The burgeoning use of the Internet for nursing research calls for a need to examine characteristics of electronic populations, and how they can be conceptualized relative to their physically based counterparts. The 1963 work of Campbell and Stanley, now 40 years old, is revisited in relation to external validity, and its applicability to today's world of quantitative and qualitative research. Internal and external differences in Internet populations are outlined, and a new threat to external validity is proposed: the threat of Networked Effects, which is composed of 4 subfactors: Co-occurring Interferences to Testing, Self-selection Mechanisms, Electronic Group Environments, and Cultural Differences. These Internet threats must be well understood when formulating research methodology.
THE POSSIBILITIES for research on the Internet can be very compelling. By using time-honored research principles, the researcher can forge new paths of knowledge to help gain a new understanding of emerging and existing phenomena. However, principles of validity, and the ultimate ability to create inference, must be addressed. In looking at current Internet research, 1,2 it is apparent that work needs to be done to link contemporary topics to enduring principles of validity, particularly references to Campbell and Stanley's 1963 definitive work, Experimental and quasi-experimental designs for research, 3 the “bible of validity.” This article will inform researchers about validity issues for investigations conducted on the Internet, and hopefully, assist in the identification of issues that researchers may need to consider when conducting a study on the Internet.
Although Campbell and Stanley's seminal text 3 has withstood the test of time and is frequently cited in non–Internet-related literature, it was written in a simpler time when networked communications were not the norm. Since the advent of the Internet, however, new issues in validity have emerged. Electronic systems, particularly the World Wide Web, e-mail, electronic newsgroups, and discussion boards, offer new avenues to access information and influence users' attitudes, values, and behaviors. However, these electronic systems present new and unique challenges for the research process, particularly in relation to the physical presence of the researcher.

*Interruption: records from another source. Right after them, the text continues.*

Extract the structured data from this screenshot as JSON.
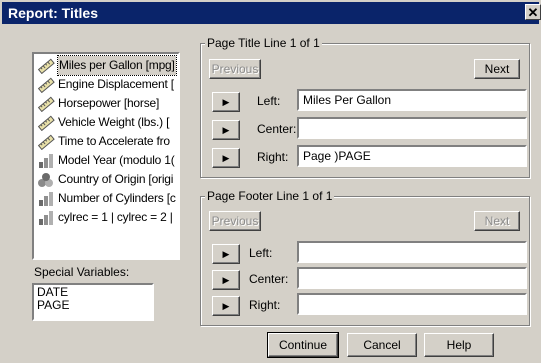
{
  "window": {
    "title": "Report: Titles",
    "close_glyph": "✕"
  },
  "variables": {
    "items": [
      {
        "label": "Miles per Gallon [mpg]",
        "icon": "scale-ruler-icon"
      },
      {
        "label": "Engine Displacement [",
        "icon": "scale-ruler-icon"
      },
      {
        "label": "Horsepower [horse]",
        "icon": "scale-ruler-icon"
      },
      {
        "label": "Vehicle Weight (lbs.) [",
        "icon": "scale-ruler-icon"
      },
      {
        "label": "Time to Accelerate fro",
        "icon": "scale-ruler-icon"
      },
      {
        "label": "Model Year (modulo 1(",
        "icon": "ordinal-bars-icon"
      },
      {
        "label": "Country of Origin [origi",
        "icon": "nominal-shapes-icon"
      },
      {
        "label": "Number of Cylinders [c",
        "icon": "ordinal-bars-icon"
      },
      {
        "label": "cylrec = 1 | cylrec = 2 |",
        "icon": "ordinal-bars-icon"
      }
    ],
    "selected_index": 0
  },
  "special": {
    "label": "Special Variables:",
    "items": [
      "DATE",
      "PAGE"
    ]
  },
  "page_title": {
    "legend": "Page Title Line 1 of 1",
    "previous": "Previous",
    "next": "Next",
    "fields": [
      {
        "label": "Left:",
        "value": "Miles Per Gallon"
      },
      {
        "label": "Center:",
        "value": ""
      },
      {
        "label": "Right:",
        "value": "Page )PAGE"
      }
    ]
  },
  "page_footer": {
    "legend": "Page Footer Line 1 of 1",
    "previous": "Previous",
    "next": "Next",
    "fields": [
      {
        "label": "Left:",
        "value": ""
      },
      {
        "label": "Center:",
        "value": ""
      },
      {
        "label": "Right:",
        "value": ""
      }
    ]
  },
  "buttons": {
    "continue": "Continue",
    "cancel": "Cancel",
    "help": "Help"
  },
  "arrow_glyph": "▶"
}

To bring the concept of validity forward into a fresh understanding, the work of Campbell and Stanley 3 will be used as the backdrop in this article to examine validity issues in Internet research. A systematic analysis of the theory related to the notion of external validity (generalizability), and implications for Internet research methodology will be presented. Threats to generalizability will be explored, as well as other issues in both quantitative and qualitative research processes. As the fundamentals are explained, applicability to Internet situations will be noted, and examples described. By examining the principles of Campbell and Stanley and extending their work to Internet investigations, this article should help those who have questioned the inferences drawn from Internet research to not only understand but also implement strategies that support the validity of such investigations.

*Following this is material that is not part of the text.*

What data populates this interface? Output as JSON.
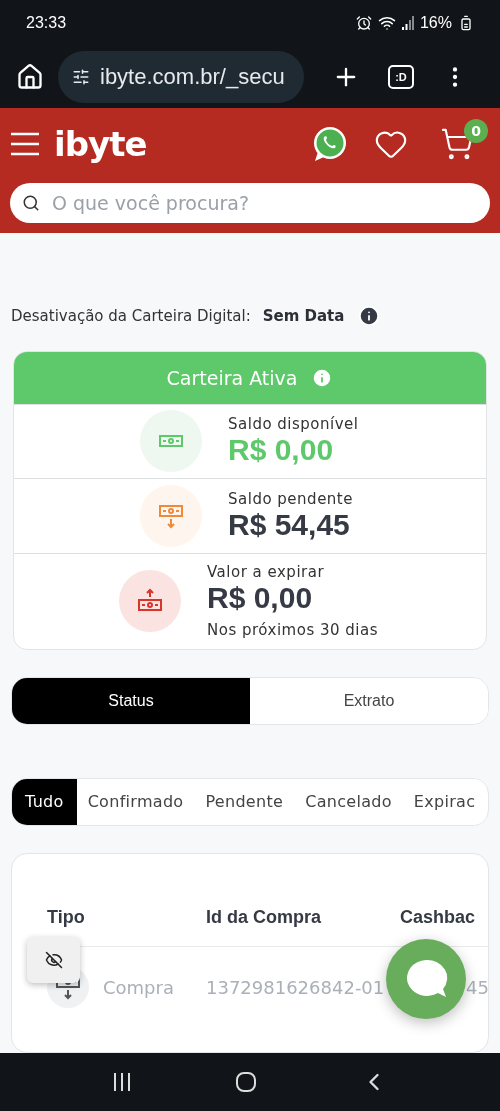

From the Center for Excellence in Chronic Illness Care, Yale University School of Nursing, New Haven, Conn.
The author thanks Karyl Burns, RN, PhD, for her assistance with the preliminary manuscript, and Peggy Chinn, RN, PhD, FAAN, Henrietta Bernal, RN, PhD, Cheryl Beck, DNSc, CNM, FAAN, and Regina Cusson, RN, PhD, for their review and suggestions.
Corresponding author: Sheryl LaCoursiere, RN, PhD, Center for Excellence in Chronic Illness Care, Yale University School of Nursing, 100 Church St S, PO Box 9740, New Haven, CT 06536 (e-mail: email@example.com).